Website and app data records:

"""

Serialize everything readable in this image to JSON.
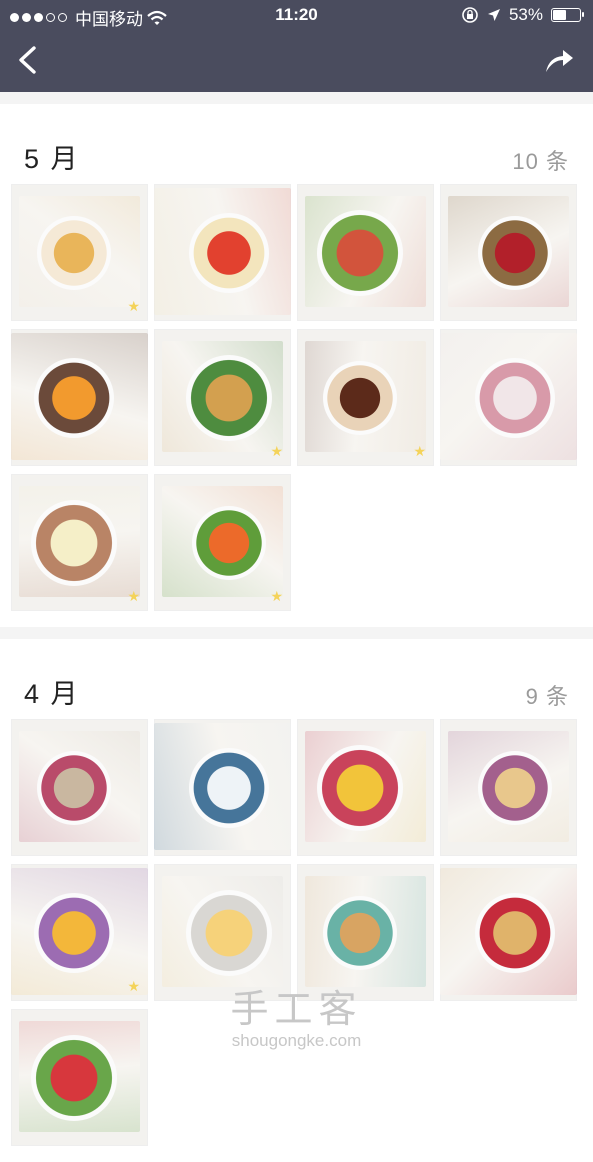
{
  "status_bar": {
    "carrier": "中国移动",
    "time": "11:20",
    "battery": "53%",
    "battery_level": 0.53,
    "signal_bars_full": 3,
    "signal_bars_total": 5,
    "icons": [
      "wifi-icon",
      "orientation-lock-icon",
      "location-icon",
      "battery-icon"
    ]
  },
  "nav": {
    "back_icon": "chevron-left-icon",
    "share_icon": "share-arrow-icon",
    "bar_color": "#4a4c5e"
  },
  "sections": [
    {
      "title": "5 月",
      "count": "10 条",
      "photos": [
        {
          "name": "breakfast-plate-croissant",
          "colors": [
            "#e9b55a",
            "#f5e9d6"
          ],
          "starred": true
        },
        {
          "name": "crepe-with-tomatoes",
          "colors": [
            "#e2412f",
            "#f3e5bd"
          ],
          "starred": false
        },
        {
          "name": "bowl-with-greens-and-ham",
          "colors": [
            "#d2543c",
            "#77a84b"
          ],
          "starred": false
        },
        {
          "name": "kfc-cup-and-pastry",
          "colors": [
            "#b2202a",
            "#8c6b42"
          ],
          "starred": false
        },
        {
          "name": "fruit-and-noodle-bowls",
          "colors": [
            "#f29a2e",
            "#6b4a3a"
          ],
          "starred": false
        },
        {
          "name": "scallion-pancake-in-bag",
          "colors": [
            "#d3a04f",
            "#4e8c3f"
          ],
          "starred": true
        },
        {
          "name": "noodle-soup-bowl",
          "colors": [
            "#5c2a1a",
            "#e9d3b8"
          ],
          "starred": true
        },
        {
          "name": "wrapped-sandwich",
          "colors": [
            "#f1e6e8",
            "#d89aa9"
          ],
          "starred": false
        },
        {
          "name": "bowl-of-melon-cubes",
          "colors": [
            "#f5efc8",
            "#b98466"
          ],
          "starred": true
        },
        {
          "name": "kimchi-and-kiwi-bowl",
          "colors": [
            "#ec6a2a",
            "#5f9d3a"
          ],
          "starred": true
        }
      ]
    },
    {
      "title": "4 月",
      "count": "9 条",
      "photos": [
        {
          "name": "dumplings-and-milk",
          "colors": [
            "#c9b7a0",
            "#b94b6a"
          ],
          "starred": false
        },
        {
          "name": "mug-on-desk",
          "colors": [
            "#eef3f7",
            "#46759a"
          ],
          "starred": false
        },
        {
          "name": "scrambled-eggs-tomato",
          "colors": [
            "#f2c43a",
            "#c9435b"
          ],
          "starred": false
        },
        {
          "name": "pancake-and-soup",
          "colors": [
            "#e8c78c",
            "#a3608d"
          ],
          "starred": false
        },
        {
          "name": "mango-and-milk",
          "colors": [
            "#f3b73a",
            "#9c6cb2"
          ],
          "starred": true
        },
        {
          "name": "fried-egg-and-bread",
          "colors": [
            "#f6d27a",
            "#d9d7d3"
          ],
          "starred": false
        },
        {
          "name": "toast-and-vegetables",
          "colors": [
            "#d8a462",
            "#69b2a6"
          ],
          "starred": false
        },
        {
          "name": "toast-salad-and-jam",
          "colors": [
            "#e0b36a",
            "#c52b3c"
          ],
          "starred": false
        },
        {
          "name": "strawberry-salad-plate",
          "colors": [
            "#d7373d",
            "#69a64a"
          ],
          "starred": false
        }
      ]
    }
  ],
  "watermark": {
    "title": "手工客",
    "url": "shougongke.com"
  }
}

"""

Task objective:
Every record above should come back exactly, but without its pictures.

Exercise answer:
Serialize everything readable in this image to JSON.
{
  "status_bar": {
    "carrier": "中国移动",
    "time": "11:20",
    "battery": "53%",
    "battery_level": 0.53,
    "signal_bars_full": 3,
    "signal_bars_total": 5,
    "icons": [
      "wifi-icon",
      "orientation-lock-icon",
      "location-icon",
      "battery-icon"
    ]
  },
  "nav": {
    "back_icon": "chevron-left-icon",
    "share_icon": "share-arrow-icon",
    "bar_color": "#4a4c5e"
  },
  "sections": [
    {
      "title": "5 月",
      "count": "10 条",
      "photos": [
        {
          "name": "breakfast-plate-croissant",
          "colors": [
            "#e9b55a",
            "#f5e9d6"
          ],
          "starred": true
        },
        {
          "name": "crepe-with-tomatoes",
          "colors": [
            "#e2412f",
            "#f3e5bd"
          ],
          "starred": false
        },
        {
          "name": "bowl-with-greens-and-ham",
          "colors": [
            "#d2543c",
            "#77a84b"
          ],
          "starred": false
        },
        {
          "name": "kfc-cup-and-pastry",
          "colors": [
            "#b2202a",
            "#8c6b42"
          ],
          "starred": false
        },
        {
          "name": "fruit-and-noodle-bowls",
          "colors": [
            "#f29a2e",
            "#6b4a3a"
          ],
          "starred": false
        },
        {
          "name": "scallion-pancake-in-bag",
          "colors": [
            "#d3a04f",
            "#4e8c3f"
          ],
          "starred": true
        },
        {
          "name": "noodle-soup-bowl",
          "colors": [
            "#5c2a1a",
            "#e9d3b8"
          ],
          "starred": true
        },
        {
          "name": "wrapped-sandwich",
          "colors": [
            "#f1e6e8",
            "#d89aa9"
          ],
          "starred": false
        },
        {
          "name": "bowl-of-melon-cubes",
          "colors": [
            "#f5efc8",
            "#b98466"
          ],
          "starred": true
        },
        {
          "name": "kimchi-and-kiwi-bowl",
          "colors": [
            "#ec6a2a",
            "#5f9d3a"
          ],
          "starred": true
        }
      ]
    },
    {
      "title": "4 月",
      "count": "9 条",
      "photos": [
        {
          "name": "dumplings-and-milk",
          "colors": [
            "#c9b7a0",
            "#b94b6a"
          ],
          "starred": false
        },
        {
          "name": "mug-on-desk",
          "colors": [
            "#eef3f7",
            "#46759a"
          ],
          "starred": false
        },
        {
          "name": "scrambled-eggs-tomato",
          "colors": [
            "#f2c43a",
            "#c9435b"
          ],
          "starred": false
        },
        {
          "name": "pancake-and-soup",
          "colors": [
            "#e8c78c",
            "#a3608d"
          ],
          "starred": false
        },
        {
          "name": "mango-and-milk",
          "colors": [
            "#f3b73a",
            "#9c6cb2"
          ],
          "starred": true
        },
        {
          "name": "fried-egg-and-bread",
          "colors": [
            "#f6d27a",
            "#d9d7d3"
          ],
          "starred": false
        },
        {
          "name": "toast-and-vegetables",
          "colors": [
            "#d8a462",
            "#69b2a6"
          ],
          "starred": false
        },
        {
          "name": "toast-salad-and-jam",
          "colors": [
            "#e0b36a",
            "#c52b3c"
          ],
          "starred": false
        },
        {
          "name": "strawberry-salad-plate",
          "colors": [
            "#d7373d",
            "#69a64a"
          ],
          "starred": false
        }
      ]
    }
  ],
  "watermark": {
    "title": "手工客",
    "url": "shougongke.com"
  }
}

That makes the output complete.